◆ The task
Copy each line in the data below that contains the word "title".

◆ Data provided

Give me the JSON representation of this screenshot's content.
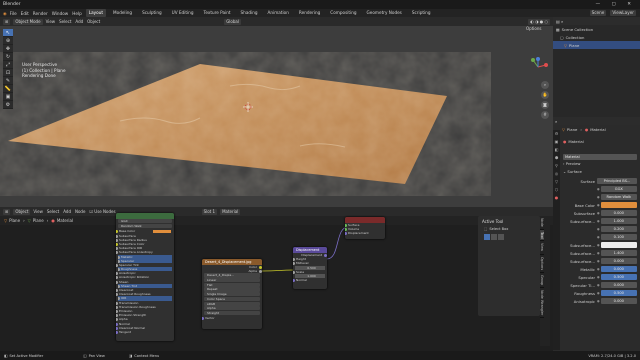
{
  "title": "Blender",
  "colors": {
    "accent": "#4772b3",
    "orange": "#e08e3c",
    "bg": "#3d3d3d",
    "node_shader": "#3c6b3e",
    "node_tex": "#8a5a2b",
    "node_vec": "#5a4a9a"
  },
  "menu": {
    "items": [
      "File",
      "Edit",
      "Render",
      "Window",
      "Help"
    ],
    "tabs": [
      "Layout",
      "Modeling",
      "Sculpting",
      "UV Editing",
      "Texture Paint",
      "Shading",
      "Animation",
      "Rendering",
      "Compositing",
      "Geometry Nodes",
      "Scripting"
    ],
    "active_tab": "Layout",
    "scene": "Scene",
    "view_layer": "ViewLayer"
  },
  "viewport": {
    "mode": "Object Mode",
    "menus": [
      "View",
      "Select",
      "Add",
      "Object"
    ],
    "orientation": "Global",
    "options": "Options",
    "info": [
      "User Perspective",
      "(1) Collection | Plane",
      "Rendering Done"
    ]
  },
  "tools": [
    "cursor-icon",
    "select-icon",
    "move-icon",
    "rotate-icon",
    "scale-icon",
    "transform-icon",
    "annotate-icon",
    "measure-icon",
    "add-icon",
    "settings-icon"
  ],
  "outliner": {
    "rows": [
      "Scene Collection",
      "Collection",
      "Plane"
    ],
    "selected": "Plane"
  },
  "properties": {
    "breadcrumb": [
      "Plane",
      "Material"
    ],
    "slot": "Material",
    "material": "Material",
    "panels": {
      "surface": "Surface",
      "preview": "Preview"
    },
    "surface_label": "Surface",
    "surface_value": "Principled BS...",
    "rows": [
      {
        "label": "",
        "value": "GGX"
      },
      {
        "label": "",
        "value": "Random Walk"
      },
      {
        "label": "Base Color",
        "value": ""
      },
      {
        "label": "Subsurface",
        "value": "0.000"
      },
      {
        "label": "Subsurface...",
        "value": "1.000"
      },
      {
        "label": "",
        "value": "0.200"
      },
      {
        "label": "",
        "value": "0.100"
      },
      {
        "label": "Subsurface...",
        "value": ""
      },
      {
        "label": "Subsurface...",
        "value": "1.400"
      },
      {
        "label": "Subsurface...",
        "value": "0.000"
      },
      {
        "label": "Metallic",
        "value": "0.000"
      },
      {
        "label": "Specular",
        "value": "0.500"
      },
      {
        "label": "Specular Ti...",
        "value": "0.000"
      },
      {
        "label": "Roughness",
        "value": "0.500"
      },
      {
        "label": "Anisotropic",
        "value": "0.000"
      }
    ]
  },
  "node_header": {
    "editor": "Object",
    "menus": [
      "View",
      "Select",
      "Add",
      "Node"
    ],
    "use_nodes": "Use Nodes",
    "slot": "Slot 1",
    "material": "Material"
  },
  "node_breadcrumb": [
    "Plane",
    "Plane",
    "Material"
  ],
  "nodes": {
    "bsdf": {
      "rows": [
        "GGX",
        "Random Walk",
        "Base Color",
        "Subsurface",
        "Subsurface Radius",
        "Subsurface Color",
        "Subsurface IOR",
        "Subsurface Anisotropy",
        "Metallic",
        "Specular",
        "Specular Tint",
        "Roughness",
        "Anisotropic",
        "Anisotropic Rotation",
        "Sheen",
        "Sheen Tint",
        "Clearcoat",
        "Clearcoat Roughness",
        "IOR",
        "Transmission",
        "Transmission Roughness",
        "Emission",
        "Emission Strength",
        "Alpha",
        "Normal",
        "Clearcoat Normal",
        "Tangent"
      ]
    },
    "output": {
      "rows": [
        "Surface",
        "Volume",
        "Displacement"
      ]
    },
    "texture": {
      "title": "Desert_4_Displacement.jpg",
      "rows": [
        "Color",
        "Alpha",
        "Desert_4_Displa...",
        "Linear",
        "Flat",
        "Repeat",
        "Single Image",
        "Color Space",
        "sRGB",
        "Alpha",
        "Straight",
        "Vector"
      ]
    },
    "mapping": {
      "title": "Displacement",
      "rows": [
        "Displacement",
        "Height",
        "Midlevel",
        "0.500",
        "Scale",
        "1.000",
        "Normal"
      ]
    }
  },
  "tool_panel": {
    "title": "Active Tool",
    "item": "Select Box"
  },
  "side_tabs": [
    "Node",
    "Tool",
    "View",
    "Options",
    "Group",
    "Node Wrangler"
  ],
  "status": [
    "Set Active Modifier",
    "Pan View",
    "Context Menu"
  ],
  "version": "VRAM: 2.7/24.0 GiB | 3.2.0"
}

◆ Task answer
  "title": "Blender",
      "title": "Desert_4_Displacement.jpg",
      "title": "Displacement",
    "title": "Active Tool",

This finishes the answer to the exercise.